Join our Email List Berghahn Books Logo

berghahn New York · Oxford

  • Facebook
  • Twitter
  • Youtube
  • Instagram
Browse
Modeling the Past							: Archaeology, History, and Dynamic Networks

View Table of Contents


Email Newsletters

Sign up for our email newsletters to get customized updates on new Berghahn publications.

Click here to select your preferences

Modeling the Past

Archaeology, History, and Dynamic Networks

John Terrell, Mark Golitko, Helen Dawson, and Marc Kissel

224 pages, 45 illus., bibliog., index

ISBN  978-1-80073-869-0 $149.00/£110.00 / Hb / Not Yet Published (March 2023)

eISBN 978-1-80073-870-6 eBook Not Yet Published


View CartYour country: - editClick here to view our Brexit Info

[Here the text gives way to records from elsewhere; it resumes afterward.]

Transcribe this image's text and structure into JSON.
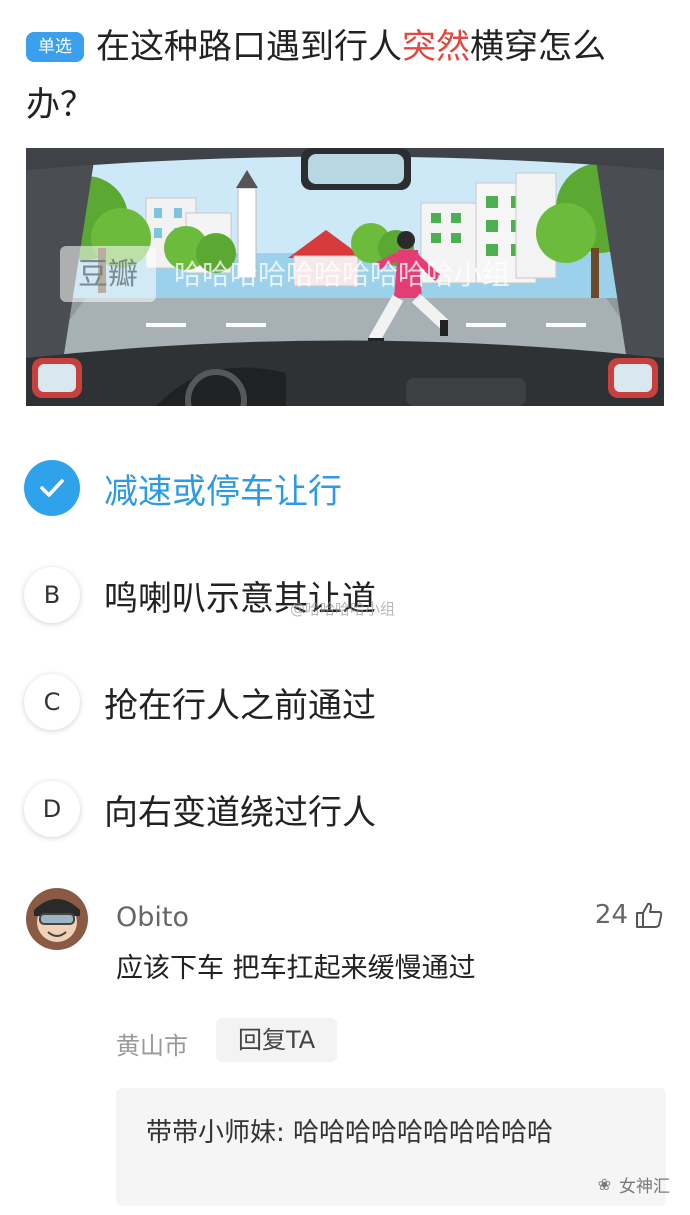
{
  "question": {
    "tag": "单选",
    "text_before": "在这种路口遇到行人",
    "text_highlight": "突然",
    "text_after": "横穿怎么办？",
    "highlight_color": "#e2483d"
  },
  "image": {
    "watermark_logo": "豆瓣",
    "watermark_text": "哈哈哈哈哈哈哈哈哈哈小组"
  },
  "options": [
    {
      "key": "A",
      "text": "减速或停车让行",
      "selected": true
    },
    {
      "key": "B",
      "text": "鸣喇叭示意其让道",
      "selected": false
    },
    {
      "key": "C",
      "text": "抢在行人之前通过",
      "selected": false
    },
    {
      "key": "D",
      "text": "向右变道绕过行人",
      "selected": false
    }
  ],
  "comment": {
    "username": "Obito",
    "likes": "24",
    "text": "应该下车 把车扛起来缓慢通过",
    "location": "黄山市",
    "reply_label": "回复TA",
    "sub_reply": "带带小师妹: 哈哈哈哈哈哈哈哈哈哈"
  },
  "watermarks": {
    "center": "@哈哈哈哈小组",
    "bottom_right": "女神汇"
  },
  "colors": {
    "accent": "#2ea3ec",
    "selected_text": "#2e9ae6",
    "highlight": "#e2483d"
  }
}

Due to uncertainty surrounding post-Brexit trade agreements deliveries to the EU may take longer to arrive and be subject to local import charges, for which the customer is liable. We encourage you to consider an eBook alternative or to go to your local bookshop for the print copy. Read the current information here

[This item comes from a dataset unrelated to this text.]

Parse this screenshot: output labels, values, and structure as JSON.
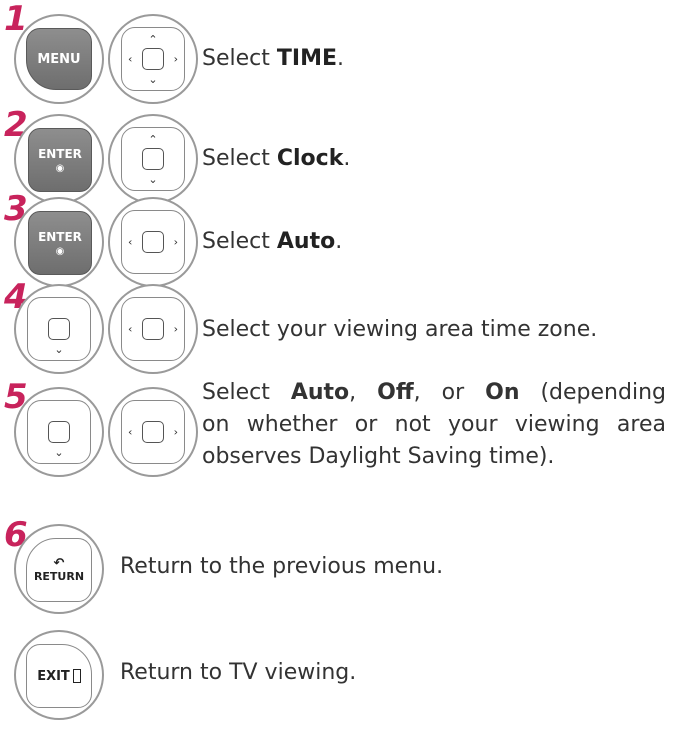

 Recommend to your LibraryAvailable in GOBI®

Reviews

" What I like about the whole book is the emphasis on historical and archaeological research as ‘not the search for truth, but as a venue to test hypotheses – research that is testable, refutable, and replicable.’” • Stephen Acabado, University of California-Los Angeles

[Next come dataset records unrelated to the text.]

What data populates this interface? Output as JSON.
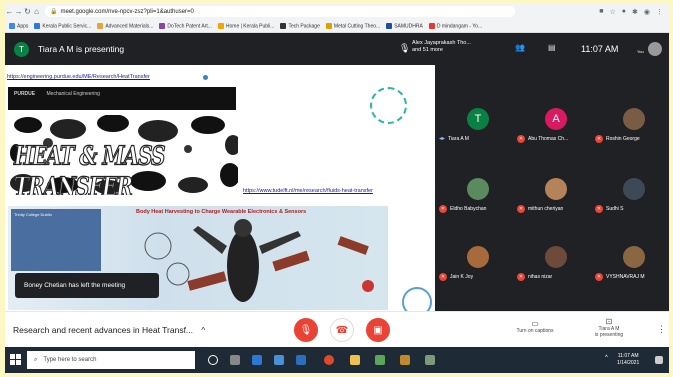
{
  "browser": {
    "url": "meet.google.com/nve-npcv-zsz?pli=1&authuser=0",
    "bookmarks": [
      "Apps",
      "Kerala Public Servic...",
      "Advanced Materials...",
      "DoTech Patent Art...",
      "Home | Kerala Publi...",
      "Tech Package",
      "Metal Cutting Theo...",
      "SAMUDHRA",
      "D mindangam - Yo..."
    ]
  },
  "meet": {
    "presenter_initial": "T",
    "presenting_text": "Tiara A M is presenting",
    "others_line1": "Alex Jayaprakash Tho...",
    "others_line2": "and 51 more",
    "time": "11:07 AM",
    "you_label": "You"
  },
  "slide": {
    "url1": "https://engineering.purdue.edu/ME/Research/HeatTransfer",
    "purdue_label": "PURDUE",
    "purdue_sub": "Mechanical Engineering",
    "banner_text": "HEAT & MASS TRANSFER",
    "url2": "https://www.tudelft.nl/me/research/fluids-heat-transfer",
    "poster_title": "Body Heat Harvesting to Charge Wearable Electronics & Sensors",
    "poster_left_text": "Trinity College Dublin"
  },
  "toast": "Boney Chetian has left the meeting",
  "participants": [
    {
      "name": "Tiara A M",
      "initial": "T",
      "color": "#0b8043",
      "speaking": true
    },
    {
      "name": "Abu Thomas Ch...",
      "initial": "A",
      "color": "#d81b60",
      "speaking": false
    },
    {
      "name": "Roshin George",
      "initial": "",
      "color": "#7a5c44",
      "speaking": false
    },
    {
      "name": "Eldho Babychan",
      "initial": "",
      "color": "#5b8a5e",
      "speaking": false
    },
    {
      "name": "mithun cheriyan",
      "initial": "",
      "color": "#b5835a",
      "speaking": false
    },
    {
      "name": "Sudhi S",
      "initial": "",
      "color": "#3d4a56",
      "speaking": false
    },
    {
      "name": "Jain K Joy",
      "initial": "",
      "color": "#a66a3c",
      "speaking": false
    },
    {
      "name": "nihas nizar",
      "initial": "",
      "color": "#6d4a3a",
      "speaking": false
    },
    {
      "name": "VYSHNAVRAJ M",
      "initial": "",
      "color": "#8a6642",
      "speaking": false
    }
  ],
  "bottom": {
    "meeting_title": "Research and recent advances in Heat Transf...",
    "captions_label": "Turn on captions",
    "presenting_label_1": "Tiara A M",
    "presenting_label_2": "is presenting"
  },
  "taskbar": {
    "search_placeholder": "Type here to search",
    "tray_time": "11:07 AM",
    "tray_date": "1/14/2021"
  }
}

Description

How do researchers use dynamic network analysis (DYNA) to explore, model, and try to understand the complex global history of our species? Reduced to bare bones, network analysis is a way of understanding the world around us — a way called relational thinking — that is liberating but challenging. Using this handbook, researchers learn to develop historical and archaeological research questions anchored in DYNA. Undergraduate and graduate students, as well as professional historians and archaeologists can consult on issues that range from hypothesis-driven research to critiquing dominant historical narratives, especially those that have tended ignore the diversity of the archaeological record.

John Terrell is Regenstein Curator of Pacific Anthropology at Field Museum of Natural History in Chicago. His most recent books are A Talent for Friendship: Rediscovery of a Remarkable Trait (Oxford, 2014), and Understanding the Human Mind: Why You Shouldn't Trust What Your Brain is Telling You (written with his son Gabriel Stowe Terrell, Routledge, 2020).

Mark Golitko is an Assistant Professor of Anthropology at the University of Notre Dame and a research associate at the Field Museum of Natural History. He has published extensively on ancient exchange, social networks, conflict, and the application of chemical methods to the study of archaeological material culture. He is the author of LBK Realpolitik (Archaeopress, 2015).

Helen Dawson is an archaeologist specializing in the comparative study of the Mediterranean Islands. She is currently an adjunct professor at the Department of History and Culture of the University of Bologna, and an associate research fellow of the Freie Universität Berlin. She is on the editorial board of the journal “Shima” and on the advisory board of the Small Island Cultures Research Initiative (SICRI).

Marc Kissel is an assistant professor of anthropology at Appalachian State University. He has published on various topics such as modern human origins, warfare and peacefare in the past, origins of human symbolic expression, and critical pedagogy. He is part of the team behind “March Mammal Madness,” a science outreach project that over the course of several weeks in March reaches hundreds of thousands of learners in the United States every year.

Subject: ArchaeologyHistory (General)Anthropology (General)


Contents

Back to Top



Library Recommendation Form

Dear Librarian,

I would like to recommend Modeling the Past Archaeology, History, and Dynamic Networks for the library. Please include it in your next purchasing review with my strong recommendation. The RRP is: $149.00

I recommend this title for the following reasons:

BENEFIT FOR THE LIBRARY: This book will be a valuable addition to the library's collection.

REFERENCE: I will refer to this book for my research/teaching work.

STUDENT REFERRAL: I will regularly refer my students to the book to assist their studies.

OWN AFFILIATION: I am an editor/contributor to this book or another book in the Series (where applicable) and/or on the Editorial Board of the Series, of which this volume is part.